• **PROBLEM DESCRIPTION**: Pictures aside, each entry has to be returned exactly as it stands.

• **EXTRACTED ENTRIES**:

● ● ● ● ● ● ●

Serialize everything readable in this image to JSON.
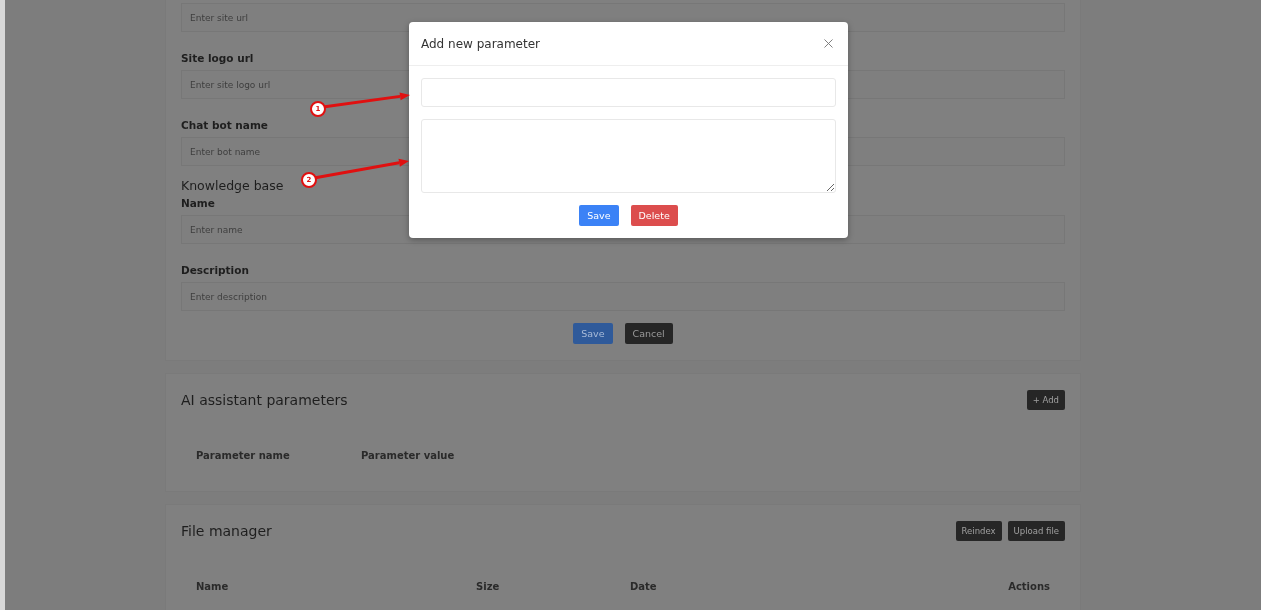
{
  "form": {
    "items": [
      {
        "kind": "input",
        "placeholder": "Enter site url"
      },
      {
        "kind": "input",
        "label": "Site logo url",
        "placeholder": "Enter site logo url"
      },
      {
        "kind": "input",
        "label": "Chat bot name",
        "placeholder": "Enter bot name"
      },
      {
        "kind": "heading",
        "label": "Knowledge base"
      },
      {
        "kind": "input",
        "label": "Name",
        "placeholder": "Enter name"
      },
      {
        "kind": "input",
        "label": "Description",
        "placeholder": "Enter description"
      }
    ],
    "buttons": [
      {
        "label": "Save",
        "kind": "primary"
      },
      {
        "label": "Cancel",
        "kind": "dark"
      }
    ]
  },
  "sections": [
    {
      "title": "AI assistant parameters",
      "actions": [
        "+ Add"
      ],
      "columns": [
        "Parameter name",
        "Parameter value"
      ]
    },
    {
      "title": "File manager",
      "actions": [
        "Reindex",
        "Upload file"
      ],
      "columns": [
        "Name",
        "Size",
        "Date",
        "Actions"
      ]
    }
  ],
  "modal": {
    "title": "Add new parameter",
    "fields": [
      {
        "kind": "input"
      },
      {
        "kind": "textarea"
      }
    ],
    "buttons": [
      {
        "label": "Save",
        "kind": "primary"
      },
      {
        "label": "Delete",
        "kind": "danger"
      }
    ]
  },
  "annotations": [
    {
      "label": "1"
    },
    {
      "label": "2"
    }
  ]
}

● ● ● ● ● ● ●

• **EXERCISE OUTPUT**:
Serialize everything readable in this image to JSON.
{
  "form": {
    "items": [
      {
        "kind": "input",
        "placeholder": "Enter site url"
      },
      {
        "kind": "input",
        "label": "Site logo url",
        "placeholder": "Enter site logo url"
      },
      {
        "kind": "input",
        "label": "Chat bot name",
        "placeholder": "Enter bot name"
      },
      {
        "kind": "heading",
        "label": "Knowledge base"
      },
      {
        "kind": "input",
        "label": "Name",
        "placeholder": "Enter name"
      },
      {
        "kind": "input",
        "label": "Description",
        "placeholder": "Enter description"
      }
    ],
    "buttons": [
      {
        "label": "Save",
        "kind": "primary"
      },
      {
        "label": "Cancel",
        "kind": "dark"
      }
    ]
  },
  "sections": [
    {
      "title": "AI assistant parameters",
      "actions": [
        "+ Add"
      ],
      "columns": [
        "Parameter name",
        "Parameter value"
      ]
    },
    {
      "title": "File manager",
      "actions": [
        "Reindex",
        "Upload file"
      ],
      "columns": [
        "Name",
        "Size",
        "Date",
        "Actions"
      ]
    }
  ],
  "modal": {
    "title": "Add new parameter",
    "fields": [
      {
        "kind": "input"
      },
      {
        "kind": "textarea"
      }
    ],
    "buttons": [
      {
        "label": "Save",
        "kind": "primary"
      },
      {
        "label": "Delete",
        "kind": "danger"
      }
    ]
  },
  "annotations": [
    {
      "label": "1"
    },
    {
      "label": "2"
    }
  ]
}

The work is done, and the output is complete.